(Interface dataset entries)
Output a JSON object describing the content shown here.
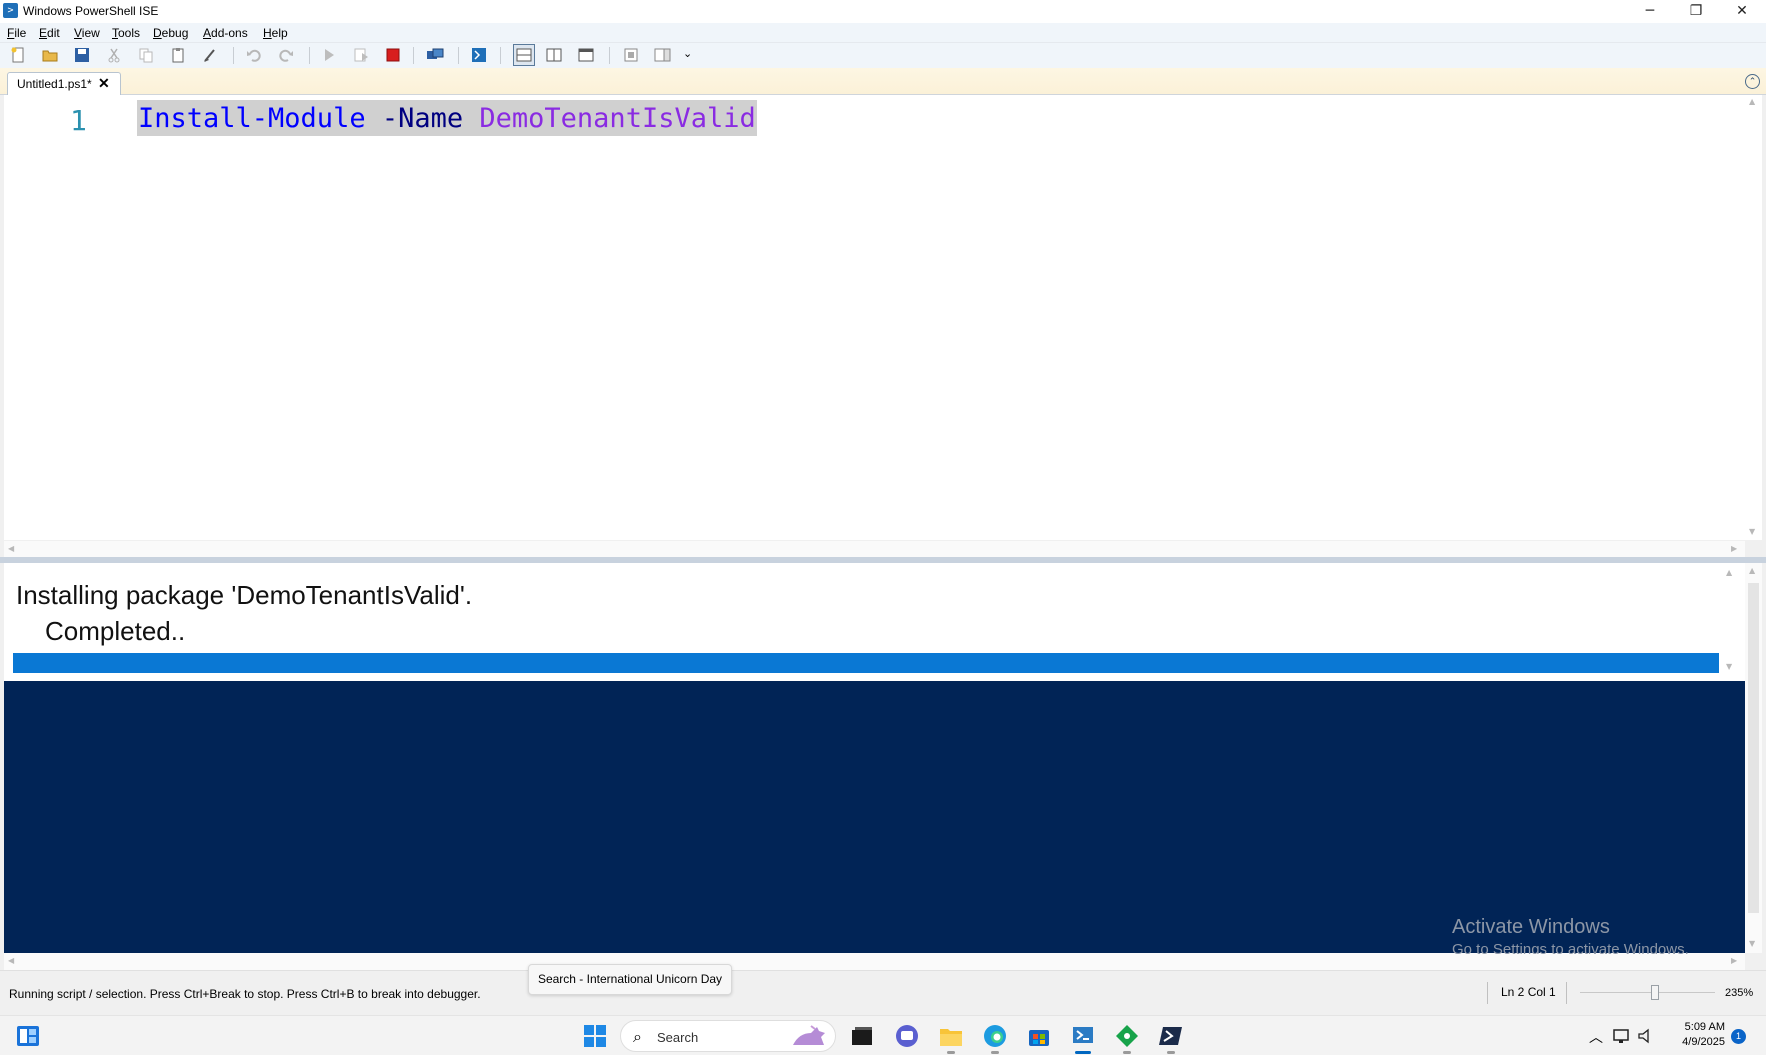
{
  "window": {
    "title": "Windows PowerShell ISE",
    "minimize_glyph": "─",
    "restore_glyph": "❐",
    "close_glyph": "✕"
  },
  "menu": {
    "items": [
      {
        "underline": "F",
        "rest": "ile"
      },
      {
        "underline": "E",
        "rest": "dit"
      },
      {
        "underline": "V",
        "rest": "iew"
      },
      {
        "underline": "T",
        "rest": "ools"
      },
      {
        "underline": "D",
        "rest": "ebug"
      },
      {
        "underline": "A",
        "rest": "dd-ons"
      },
      {
        "underline": "H",
        "rest": "elp"
      }
    ]
  },
  "toolbar": {
    "icons": [
      "new-script-icon",
      "open-icon",
      "save-icon",
      "cut-icon",
      "copy-icon",
      "paste-icon",
      "clear-console-icon",
      "undo-icon",
      "redo-icon",
      "run-script-icon",
      "run-selection-icon",
      "stop-icon",
      "new-remote-tab-icon",
      "start-powershell-icon",
      "show-script-top-icon",
      "show-script-right-icon",
      "show-script-max-icon",
      "show-commands-icon",
      "show-addon-icon"
    ],
    "overflow_glyph": "⌄"
  },
  "tab": {
    "label": "Untitled1.ps1*",
    "close_glyph": "✕",
    "collapse_glyph": "⌃"
  },
  "editor": {
    "line_number": "1",
    "tokens": {
      "command": "Install-Module",
      "parameter": "-Name",
      "argument": "DemoTenantIsValid"
    },
    "scroll_up": "▲",
    "scroll_down": "▼",
    "scroll_left": "◀",
    "scroll_right": "▶"
  },
  "progress": {
    "activity": "Installing package 'DemoTenantIsValid'.",
    "status": "Completed..",
    "percent": 100,
    "bar_color": "#0a78d4"
  },
  "console": {
    "background": "#012456",
    "watermark_title": "Activate Windows",
    "watermark_subtitle": "Go to Settings to activate Windows."
  },
  "tooltip": {
    "text": "Search - International Unicorn Day"
  },
  "status": {
    "message": "Running script / selection.  Press Ctrl+Break to stop.  Press Ctrl+B to break into debugger.",
    "position": "Ln 2  Col 1",
    "zoom": "235%"
  },
  "taskbar": {
    "search_placeholder": "Search",
    "search_glyph": "⌕",
    "time": "5:09 AM",
    "date": "4/9/2025",
    "notifications": "1",
    "tray_chevron": "︿"
  }
}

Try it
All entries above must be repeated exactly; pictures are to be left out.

Answer to this task
Output a JSON object describing the content shown here.
{
  "window": {
    "title": "Windows PowerShell ISE",
    "minimize_glyph": "─",
    "restore_glyph": "❐",
    "close_glyph": "✕"
  },
  "menu": {
    "items": [
      {
        "underline": "F",
        "rest": "ile"
      },
      {
        "underline": "E",
        "rest": "dit"
      },
      {
        "underline": "V",
        "rest": "iew"
      },
      {
        "underline": "T",
        "rest": "ools"
      },
      {
        "underline": "D",
        "rest": "ebug"
      },
      {
        "underline": "A",
        "rest": "dd-ons"
      },
      {
        "underline": "H",
        "rest": "elp"
      }
    ]
  },
  "toolbar": {
    "icons": [
      "new-script-icon",
      "open-icon",
      "save-icon",
      "cut-icon",
      "copy-icon",
      "paste-icon",
      "clear-console-icon",
      "undo-icon",
      "redo-icon",
      "run-script-icon",
      "run-selection-icon",
      "stop-icon",
      "new-remote-tab-icon",
      "start-powershell-icon",
      "show-script-top-icon",
      "show-script-right-icon",
      "show-script-max-icon",
      "show-commands-icon",
      "show-addon-icon"
    ],
    "overflow_glyph": "⌄"
  },
  "tab": {
    "label": "Untitled1.ps1*",
    "close_glyph": "✕",
    "collapse_glyph": "⌃"
  },
  "editor": {
    "line_number": "1",
    "tokens": {
      "command": "Install-Module",
      "parameter": "-Name",
      "argument": "DemoTenantIsValid"
    },
    "scroll_up": "▲",
    "scroll_down": "▼",
    "scroll_left": "◀",
    "scroll_right": "▶"
  },
  "progress": {
    "activity": "Installing package 'DemoTenantIsValid'.",
    "status": "Completed..",
    "percent": 100,
    "bar_color": "#0a78d4"
  },
  "console": {
    "background": "#012456",
    "watermark_title": "Activate Windows",
    "watermark_subtitle": "Go to Settings to activate Windows."
  },
  "tooltip": {
    "text": "Search - International Unicorn Day"
  },
  "status": {
    "message": "Running script / selection.  Press Ctrl+Break to stop.  Press Ctrl+B to break into debugger.",
    "position": "Ln 2  Col 1",
    "zoom": "235%"
  },
  "taskbar": {
    "search_placeholder": "Search",
    "search_glyph": "⌕",
    "time": "5:09 AM",
    "date": "4/9/2025",
    "notifications": "1",
    "tray_chevron": "︿"
  }
}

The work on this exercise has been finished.